Are there any local phrases where you live? You may not even be aware of them! That’s the thing with regional terminology. Last month I shared with you my first post about the words of Northern Ireland: How Till Spake Norn Iron Like The Locals. As promised, this month I’m sharing with you some unique Northern Ireland food slang, and you’ll see just how confusing it can be for a visitor.
1) Jammie does not mean covered in jam (although you can buy Jammie Dodger biscuits). Jammie means lucky. “Niall is one jammie lad, he just won the lotto!”
2) Biscuits are not for the dogs! Biscuits are cookies, “Would you like a chocolate biscuit with your tae?”
3) Tae, then, means tea. “Do you take sugar in your tae?”

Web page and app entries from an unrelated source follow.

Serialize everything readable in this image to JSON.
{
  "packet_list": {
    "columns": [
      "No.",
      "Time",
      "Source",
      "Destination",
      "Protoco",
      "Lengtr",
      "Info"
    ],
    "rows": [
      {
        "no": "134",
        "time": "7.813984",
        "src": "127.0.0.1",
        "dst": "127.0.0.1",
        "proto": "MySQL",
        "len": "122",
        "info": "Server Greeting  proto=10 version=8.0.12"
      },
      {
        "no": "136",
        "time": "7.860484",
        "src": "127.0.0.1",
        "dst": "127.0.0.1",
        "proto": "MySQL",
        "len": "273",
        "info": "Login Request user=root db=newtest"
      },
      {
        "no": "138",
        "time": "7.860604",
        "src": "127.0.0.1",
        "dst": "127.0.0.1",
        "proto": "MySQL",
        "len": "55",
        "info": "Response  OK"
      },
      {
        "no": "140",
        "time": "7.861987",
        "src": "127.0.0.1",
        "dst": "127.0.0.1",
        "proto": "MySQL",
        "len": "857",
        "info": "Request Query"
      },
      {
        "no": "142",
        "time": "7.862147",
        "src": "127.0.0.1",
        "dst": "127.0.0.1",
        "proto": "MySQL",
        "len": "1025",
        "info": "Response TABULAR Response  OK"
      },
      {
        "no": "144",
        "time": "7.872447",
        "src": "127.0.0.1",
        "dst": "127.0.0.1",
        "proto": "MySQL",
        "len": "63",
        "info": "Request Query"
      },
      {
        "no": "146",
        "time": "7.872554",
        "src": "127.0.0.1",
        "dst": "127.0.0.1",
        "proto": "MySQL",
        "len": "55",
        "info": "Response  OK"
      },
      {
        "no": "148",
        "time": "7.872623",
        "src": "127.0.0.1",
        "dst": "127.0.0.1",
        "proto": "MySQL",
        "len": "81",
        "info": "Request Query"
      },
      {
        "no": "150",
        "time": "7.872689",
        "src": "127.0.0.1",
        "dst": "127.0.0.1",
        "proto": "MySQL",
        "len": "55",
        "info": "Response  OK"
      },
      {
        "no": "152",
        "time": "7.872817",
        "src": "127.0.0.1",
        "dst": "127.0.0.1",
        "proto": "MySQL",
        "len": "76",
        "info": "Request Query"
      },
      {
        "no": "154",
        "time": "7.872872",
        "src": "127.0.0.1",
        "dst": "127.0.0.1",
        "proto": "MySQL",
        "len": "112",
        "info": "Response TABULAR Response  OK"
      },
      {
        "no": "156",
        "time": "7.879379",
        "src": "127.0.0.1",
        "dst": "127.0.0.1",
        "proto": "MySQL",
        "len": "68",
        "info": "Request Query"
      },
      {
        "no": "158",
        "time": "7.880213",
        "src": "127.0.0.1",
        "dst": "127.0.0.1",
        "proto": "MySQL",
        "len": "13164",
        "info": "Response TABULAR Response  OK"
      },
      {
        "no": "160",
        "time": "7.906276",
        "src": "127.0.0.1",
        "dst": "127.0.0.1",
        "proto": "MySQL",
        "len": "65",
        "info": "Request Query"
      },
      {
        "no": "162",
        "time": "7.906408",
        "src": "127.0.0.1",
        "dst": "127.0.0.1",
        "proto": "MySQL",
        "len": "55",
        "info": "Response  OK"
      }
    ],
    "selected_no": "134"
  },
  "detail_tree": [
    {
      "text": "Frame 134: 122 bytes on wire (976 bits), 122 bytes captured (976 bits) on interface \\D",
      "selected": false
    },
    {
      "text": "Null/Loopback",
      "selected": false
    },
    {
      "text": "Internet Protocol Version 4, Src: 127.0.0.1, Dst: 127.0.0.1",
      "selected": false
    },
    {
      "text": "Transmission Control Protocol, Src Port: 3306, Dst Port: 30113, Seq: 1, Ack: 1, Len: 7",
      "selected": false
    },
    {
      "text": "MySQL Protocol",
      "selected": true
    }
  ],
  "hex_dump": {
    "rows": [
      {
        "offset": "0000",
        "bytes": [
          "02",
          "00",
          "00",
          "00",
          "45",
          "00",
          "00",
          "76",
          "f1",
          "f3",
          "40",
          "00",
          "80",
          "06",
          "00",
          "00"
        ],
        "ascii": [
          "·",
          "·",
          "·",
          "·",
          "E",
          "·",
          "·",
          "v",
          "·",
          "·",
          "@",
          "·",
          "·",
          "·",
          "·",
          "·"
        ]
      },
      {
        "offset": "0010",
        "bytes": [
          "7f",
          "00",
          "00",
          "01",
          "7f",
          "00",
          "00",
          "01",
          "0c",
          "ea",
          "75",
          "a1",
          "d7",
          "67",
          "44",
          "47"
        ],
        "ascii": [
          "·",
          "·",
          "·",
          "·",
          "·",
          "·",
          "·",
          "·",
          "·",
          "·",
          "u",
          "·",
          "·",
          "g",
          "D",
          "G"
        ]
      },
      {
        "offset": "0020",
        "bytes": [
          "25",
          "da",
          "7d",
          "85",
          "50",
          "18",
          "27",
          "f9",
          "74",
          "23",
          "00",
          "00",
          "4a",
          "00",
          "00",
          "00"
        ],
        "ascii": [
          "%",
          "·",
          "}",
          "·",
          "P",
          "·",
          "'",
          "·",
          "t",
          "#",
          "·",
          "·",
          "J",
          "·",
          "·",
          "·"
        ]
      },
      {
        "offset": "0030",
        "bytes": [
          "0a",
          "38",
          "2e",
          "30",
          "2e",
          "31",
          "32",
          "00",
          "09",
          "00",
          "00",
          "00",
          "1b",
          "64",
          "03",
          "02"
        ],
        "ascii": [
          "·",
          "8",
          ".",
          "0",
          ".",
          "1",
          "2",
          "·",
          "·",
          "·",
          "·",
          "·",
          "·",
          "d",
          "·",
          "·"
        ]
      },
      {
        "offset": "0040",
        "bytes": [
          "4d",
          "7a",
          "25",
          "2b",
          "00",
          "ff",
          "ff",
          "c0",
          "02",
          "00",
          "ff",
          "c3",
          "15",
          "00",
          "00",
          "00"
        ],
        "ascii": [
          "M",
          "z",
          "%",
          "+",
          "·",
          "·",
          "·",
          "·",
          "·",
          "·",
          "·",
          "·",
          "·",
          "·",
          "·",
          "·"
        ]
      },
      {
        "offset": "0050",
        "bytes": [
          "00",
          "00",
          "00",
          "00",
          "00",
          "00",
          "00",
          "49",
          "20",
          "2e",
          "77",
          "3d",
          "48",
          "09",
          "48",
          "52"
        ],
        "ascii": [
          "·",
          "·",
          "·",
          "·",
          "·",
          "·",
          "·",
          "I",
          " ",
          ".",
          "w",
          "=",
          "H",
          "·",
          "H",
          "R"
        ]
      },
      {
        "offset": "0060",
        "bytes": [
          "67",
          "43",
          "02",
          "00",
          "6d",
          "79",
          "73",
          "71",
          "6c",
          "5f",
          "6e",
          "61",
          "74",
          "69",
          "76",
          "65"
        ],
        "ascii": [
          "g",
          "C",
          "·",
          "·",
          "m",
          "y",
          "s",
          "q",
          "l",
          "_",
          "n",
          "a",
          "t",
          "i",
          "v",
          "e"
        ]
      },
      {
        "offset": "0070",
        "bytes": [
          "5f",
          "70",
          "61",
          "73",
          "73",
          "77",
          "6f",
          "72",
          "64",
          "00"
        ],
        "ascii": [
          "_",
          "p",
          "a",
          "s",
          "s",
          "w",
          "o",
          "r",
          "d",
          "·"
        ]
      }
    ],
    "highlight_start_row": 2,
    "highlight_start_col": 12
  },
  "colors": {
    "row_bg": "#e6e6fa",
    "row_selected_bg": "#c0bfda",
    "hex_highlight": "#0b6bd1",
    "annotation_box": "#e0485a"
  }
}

4) Which brings us to tea time. This is not an afternoon cup of tea, but rather means dinner. It’s your main evening meal around 5:00-6:00 pm. “Why are the streets so quiet?” “Why, everyone’s gone home for thar tae”
5) Supper is not the main evening meal. You’ll be in for a big surprise if you go to an evening meeting that advertises that supper is included. You’ll arrive hungry, only to find that supper is a cup of tae and a biscuit!
6) Bun. I grew up thinking a bun was like a miniature loaf of bread; a dinner roll. Over here a bun is a sweet treat like a cupcake, brownie, fifteen, etc. “Would you like a bun to go with yer afternoon tae?”
7) Bap. A bap is a bread roll. One of the most famous would be the Belfast Bap. So I have to remember when I visit the bakery to ask for a cheese bap, or a floured bap, rather than a bun, or I’ll end up with something sweet rather than savoury.
8) Poke. When the poke truck plays its music kids know a Poke is nearby. A Poke is a small soft-serve vanilla ice cream in a cone. (add a snack-size Flake chocolate bar to it and it’s a 99). Note, however, that the original term of poke means bag, so refers to the cone itself, but has come to mean the whole thing over time. (And don’t go looking this term up – it means some non-child-friendly things in other contexts; but here in Norn Iron a poke is an ice cream cone)
9) Chippies are not potato chips, but rather French fries. Would you like some chippies with your burger?
You can also say, “I’m going to the Chippies, would you like anything?” In this case, you’re talking about going to a fish and chip shop for a meal.
10) Which brings me nicely to crisps. Crisps are potato chips. “I’m going to the shop, wud ye like sumthen?” “Bring me back a packet of Tayto Wuster Sauce crisps will ye.”
As I sit typing this up, I realise how many unique food words there are in Northern Ireland. You’ll certainly see another post in the future as a second part of this series. However, I may switch gears and share some Northern Ireland vocabulary you’ll hear if you have babies and young children next time.
If you’re interested in making some Northern Ireland food at home, I have these recipes for you: